Non-invasive diagnostic tools to evaluate the severity of acute, radiation-induced proctitis are not readily available.
A group of researchers from Norway therefore examined the faecal excretion of eight markers of gut inflammation.
The investigators analyzed 5 proteins and 3 lipid derivates in sequential stool samples taken before and during radiation therapy.
In total, the research group examined stool samples from 15 patients with prostate cancer scheduled for radiation therapy.

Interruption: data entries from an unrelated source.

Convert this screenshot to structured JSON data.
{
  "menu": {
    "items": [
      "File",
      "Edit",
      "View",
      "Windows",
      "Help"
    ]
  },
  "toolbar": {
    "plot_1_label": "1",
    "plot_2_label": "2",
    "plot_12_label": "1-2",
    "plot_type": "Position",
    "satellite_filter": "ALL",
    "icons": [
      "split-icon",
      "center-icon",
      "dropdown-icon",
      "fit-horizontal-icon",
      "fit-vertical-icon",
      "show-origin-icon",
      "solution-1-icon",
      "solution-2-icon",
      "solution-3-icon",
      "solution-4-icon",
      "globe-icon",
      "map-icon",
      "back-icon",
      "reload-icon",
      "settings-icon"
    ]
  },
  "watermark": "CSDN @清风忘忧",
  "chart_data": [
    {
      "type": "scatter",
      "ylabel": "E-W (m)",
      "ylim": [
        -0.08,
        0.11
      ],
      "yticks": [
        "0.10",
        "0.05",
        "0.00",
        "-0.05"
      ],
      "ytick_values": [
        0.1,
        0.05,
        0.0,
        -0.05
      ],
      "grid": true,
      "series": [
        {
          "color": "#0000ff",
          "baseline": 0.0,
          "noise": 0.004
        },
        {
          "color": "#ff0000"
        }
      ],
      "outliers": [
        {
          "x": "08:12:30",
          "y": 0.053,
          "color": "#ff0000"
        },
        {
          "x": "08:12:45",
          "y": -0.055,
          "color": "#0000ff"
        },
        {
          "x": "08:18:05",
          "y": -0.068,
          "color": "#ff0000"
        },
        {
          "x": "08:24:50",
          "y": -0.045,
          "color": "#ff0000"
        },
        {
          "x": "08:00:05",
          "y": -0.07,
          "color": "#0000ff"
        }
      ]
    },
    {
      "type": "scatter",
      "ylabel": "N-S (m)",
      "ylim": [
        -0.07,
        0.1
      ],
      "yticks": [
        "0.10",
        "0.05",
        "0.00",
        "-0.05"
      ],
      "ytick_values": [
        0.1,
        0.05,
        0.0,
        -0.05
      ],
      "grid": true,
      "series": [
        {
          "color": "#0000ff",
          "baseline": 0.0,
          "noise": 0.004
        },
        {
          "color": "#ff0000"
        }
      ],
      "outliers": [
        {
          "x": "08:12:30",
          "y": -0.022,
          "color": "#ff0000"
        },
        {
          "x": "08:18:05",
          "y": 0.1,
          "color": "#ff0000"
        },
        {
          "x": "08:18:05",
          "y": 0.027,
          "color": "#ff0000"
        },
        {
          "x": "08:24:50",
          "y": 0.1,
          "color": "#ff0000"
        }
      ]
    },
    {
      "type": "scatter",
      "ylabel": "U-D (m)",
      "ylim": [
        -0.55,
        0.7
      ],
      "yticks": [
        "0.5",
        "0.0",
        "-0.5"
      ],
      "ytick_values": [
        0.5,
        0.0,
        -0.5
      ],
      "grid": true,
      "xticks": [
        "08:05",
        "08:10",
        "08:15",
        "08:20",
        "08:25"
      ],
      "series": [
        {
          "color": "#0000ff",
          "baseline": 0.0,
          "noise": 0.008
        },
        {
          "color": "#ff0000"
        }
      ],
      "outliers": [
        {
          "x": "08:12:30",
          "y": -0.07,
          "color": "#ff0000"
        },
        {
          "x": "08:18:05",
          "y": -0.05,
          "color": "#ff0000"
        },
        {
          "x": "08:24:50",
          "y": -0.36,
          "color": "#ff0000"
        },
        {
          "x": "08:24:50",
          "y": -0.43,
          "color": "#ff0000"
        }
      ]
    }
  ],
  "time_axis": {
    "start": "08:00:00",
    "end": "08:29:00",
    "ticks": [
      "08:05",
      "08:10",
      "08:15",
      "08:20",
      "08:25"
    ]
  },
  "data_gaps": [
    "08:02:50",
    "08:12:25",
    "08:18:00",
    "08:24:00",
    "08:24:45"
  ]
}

The team measured pretreatment and in-treatment samples (2nd and 6th weeks) by enzyme-linked immunosorbent assay (ELISA) for calprotectin, lactoferrin, transferrin, leukotriene B4, prostaglandin E2, thromboxane B2 and TNFα, or by nephelometry for α1-antitrypsin.
|No changes in tumour necrosis factor α (TNFα), leukotriene B4, prostaglandin E2 and thromboxane B2 during treatment|
|Scandinavian Journal of Gastroenterology|
The researchers found that calprotectin and lactoferrin concentrations increased significantly during radiation treatment.
Transferrin was detected in only 9 out of 45 samples.
The team noted that there were no changes in tumour necrosis factor α (TNFα), leukotriene B4, prostaglandin E2 and thromboxane B2 during treatment, whilst α1-antitrypsin could not be detected in any sample.
Dr Larsen concluded, "This study indicates that faecal calprotectin and lactoferrin concentrations could be markers of acute, radiation-induced proctitis."
"Patient compliance and stability of the markers make this a promising method for clinical research."
Dr Larsen commented, "Eicosanoids could be measured in stool samples, but the concentrations did not increase with increasing radiation dose."